While I am certain that news of the U.S. government renouncing these agreements would be greeted joyfully in the boardrooms of Delta, United and American; and that news of a request for re-negotiation or even consultation would be most welcome; I think the real goal is to influence the FAA Reauthorization legislation that will be considered by Congress this year (there is a deadline of 30 September to reauthorize the agency, including the taxes and fees that fund it and the aviation system in this country). U.S. airlines have pointed out, with some reason to be fair, that the current system of a dozen and a half taxes and fees that fund the system is not terribly efficient, is more costly than it needs to be, and should be modernized. And if the system were modernized, we could have a more efficient system that would cost the airlines less.
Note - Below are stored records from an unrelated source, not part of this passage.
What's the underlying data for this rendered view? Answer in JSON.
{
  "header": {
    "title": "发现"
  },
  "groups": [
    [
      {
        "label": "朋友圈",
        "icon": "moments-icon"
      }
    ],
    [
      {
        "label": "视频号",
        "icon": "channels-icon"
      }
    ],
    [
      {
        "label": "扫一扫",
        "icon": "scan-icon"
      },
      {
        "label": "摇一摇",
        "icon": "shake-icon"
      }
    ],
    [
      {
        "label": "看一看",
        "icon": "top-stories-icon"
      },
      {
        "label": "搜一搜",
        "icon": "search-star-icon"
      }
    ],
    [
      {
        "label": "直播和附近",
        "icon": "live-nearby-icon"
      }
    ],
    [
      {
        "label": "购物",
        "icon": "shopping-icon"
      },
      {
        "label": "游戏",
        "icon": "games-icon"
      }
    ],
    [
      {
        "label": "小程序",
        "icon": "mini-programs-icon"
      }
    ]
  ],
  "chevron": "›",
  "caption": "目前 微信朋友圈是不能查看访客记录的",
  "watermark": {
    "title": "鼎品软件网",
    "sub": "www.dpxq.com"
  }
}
As a secondary strategy, I also believe U.S. airlines are using this campaign as a way of explaining why they could never offer service as pleasant and luxurious as the Gulf carriers – it simply costs too much. The message here is that such service is simply not possible in a fair and open economic environment.
Still, in my mind, the main element of their strategy is to influence the debate over the FAA authorization legislation and to gain sympathy for the argument that U.S. government policy leaves U.S. airlines at a competitive disadvantage in the world, and that our policies and laws must change. The strategy is largely about obtaining a more favorable regime of aviation taxes and fees (as is the U.S. airline strategy toward the future of the air traffic control system in this country, but that is a subject for another time).
Is US Open Skies Policy in Danger?
As written earlier, the deadline for this legislation is 30 September of 2015. But it is important to recall that last time around the law was finally reauthorized four and a half years after the initial deadline, and after 23 temporary extensions. My somewhat educated guess is that we will need an extension or two before a final law is passed, quite likely lasting well into 2016. So be prepared for more white papers, television commercials, overheated rhetoric and political pressure on the issue of U.S. open skies policy. By the time the law is fully reauthorized, we will have had our fill of all that. The airlines either will, or will not, get some traction on their taxes and fees argument (I predict they will get some traction but not as much as they would like). They may or may not get something in the legislation calling for consultations or re-negotiation with Qatar and the UAE "I predict consultations. Already the U.S. Departments of Transportation, State and Commerce have opened a file on the matter and requested industry and public comment".
But U.S. open skies policy will remain intact.